ISTANBUL, Turkey (BP)–In the aftermath of November’s terrorist bombings in Istanbul, Turkey’s search for a modern national identity has attained high-stakes urgency.
Most eyes remain on Iraq, just to the south, where, despite Saddam Hussein’s capture Dec. 13, the battle for control continues. But where Turkey goes, much of the Muslim world might one day follow — politically and spiritually.
As in recent Al Qaeda-related attacks in Saudi Arabia and elsewhere, the Istanbul bombers struck at “soft targets” connected in some way to the United States, its military allies or Israel. In this case, they hit two Jewish synagogues, a British-owned bank and the British Consulate. Also, as in the other attacks, many of the victims left dead or bleeding on the streets of Istanbul were local Muslim bystanders. Such indiscriminate brutality has caused widespread public anger and revulsion.
How Turks respond is crucial, because another target of the bombings appears to be modern Turkey itself.
The ancient cultural crossroads of Europe and Asia, Turkey was the heart of the Ottoman Empire, crown of Islam’s golden age of conquest. Istanbul was its capital. The empire lasted more than six centuries, and at its zenith stretched from the gates of Vienna to the southern tip of Arabia.

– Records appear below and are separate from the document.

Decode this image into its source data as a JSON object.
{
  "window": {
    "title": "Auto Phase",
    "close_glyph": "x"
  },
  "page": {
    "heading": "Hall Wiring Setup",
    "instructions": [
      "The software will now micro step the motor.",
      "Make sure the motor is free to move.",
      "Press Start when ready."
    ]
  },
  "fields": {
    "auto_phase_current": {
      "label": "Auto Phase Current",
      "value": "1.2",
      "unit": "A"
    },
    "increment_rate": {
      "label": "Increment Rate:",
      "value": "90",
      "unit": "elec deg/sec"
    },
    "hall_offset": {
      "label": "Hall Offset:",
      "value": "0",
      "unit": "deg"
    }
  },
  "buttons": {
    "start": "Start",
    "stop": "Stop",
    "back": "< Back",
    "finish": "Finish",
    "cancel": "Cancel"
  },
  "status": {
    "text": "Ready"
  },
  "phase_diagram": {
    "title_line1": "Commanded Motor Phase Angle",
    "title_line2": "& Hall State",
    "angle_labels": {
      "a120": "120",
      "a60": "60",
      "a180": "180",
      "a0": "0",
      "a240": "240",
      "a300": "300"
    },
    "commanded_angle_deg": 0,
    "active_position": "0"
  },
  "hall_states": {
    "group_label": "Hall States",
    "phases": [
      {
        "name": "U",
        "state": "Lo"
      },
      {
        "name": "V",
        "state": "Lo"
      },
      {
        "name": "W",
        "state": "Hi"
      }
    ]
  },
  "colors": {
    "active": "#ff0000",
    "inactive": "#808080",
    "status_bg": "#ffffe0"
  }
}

Turkey remains overwhelmingly Muslim, but its government and military have been solidly secular for generations. Its politics and economy are increasingly democratic and Western-oriented. It is a member of NATO and has been seeking entry into the European Union for years. More than 60 percent of its 71 million people are under the age of 30 — and more interested in making a good living than returning to the ways of traditional Islam.
Those factors — and the government’s reluctant support for the U.S.-led Iraq invasion, despite opposition from the Turkish public — have incurred the wrath of Islamic extremists. Post-bombing investigation and arrests by Turkish authorities so far indicate the bombers were Turks tied to or inspired by Al Qaeda and its tentacles in the region.
“Obviously someone is mad at Turkey and is trying to hurt them because of Turkey’s importance as a hub for East and West,” says a Christian observer who lives in Istanbul. Muslim militants “don’t want a moderate voice that is pro-democracy and pro-Western, yet Islamic. They don’t want Turkey there as model of how it could work. So several things are converging on that real estate, which happens to be the same real estate where [the Apostle] Paul did his ministry.”
If turning Turkey away from the West is the goal of the terrorists, their methods seem to be backfiring — at least so far.
“The militants know Turkey’s strategic importance, so they’re trying to use the tactic of fear,” reports another Christian observer in Turkey. “But for the most part it’s causing disgust versus fear. It’s causing people to question their imams as they try to discover what the Koran teaches. It’s another nail in the coffin of disillusionment with what is true Islam. They’re asking, ‘Is this what we want to adhere to?’ A lot of local papers are saying, ‘This is not Islam. This is not who we are.’ They’re running toward secularism and materialism here in Turkey.”
Another significant public shift may have occurred after the synagogue bombings: The Jewish victims were embraced and mourned as native Turks, not as outsiders or “foreigners” in Turkey.
“The Turkish media really picked up on the fact that these are Turks who embraced Judaism, not minority groups,” the observer notes. “They put Turkish flags on these Jewish coffins. That is a huge change in terms of identity: You can be a Turk and you can be something else. They are saying this [terrorism] is against Turks, whether you choose to believe Christianity or you choose to believe Islam or anything else. A Turk is a Turk.”
The consequences of such a shift, if it lasts, are potentially enormous for the small but growing body of Turkish Christians. They live in a culture that has long taken for granted that “to be a Turk is to be Muslim.” It’s easier for Muslims to decide to follow Christ in urban Turkey than in some other parts of the Muslim world, but “easier” is a relative term. Conversion often brings rejection by family members, educational and employment discrimination, harassment and threats.
Still, the number of evangelical Turkish believers has grown to about 3,000 — up from a little more than 2,000 last year. The number of small groups gathering to worship also is expanding. “Something’s happening spiritually,” the observer says.
Another Christian, who walked by the British Consulate in Istanbul only a few days before it was bombed Nov. 20, admitted it would “be easy to become paralyzed by fear of what might happen — what cost or pain or suffering we might bear — if we continue to proclaim Good News here.”
But he sees the growth in believers and worship groups pointing “toward a time when the church will begin to spontaneously expand here … catapulted forward by the indisputable witness of the transformed lives of new disciples of Jesus and new churches.”
(BP) photos posted in the BP Photo Library at http://www.bpnews.net. Photo titles: IN THE BALANCE and TURKEY’S TRANSITION.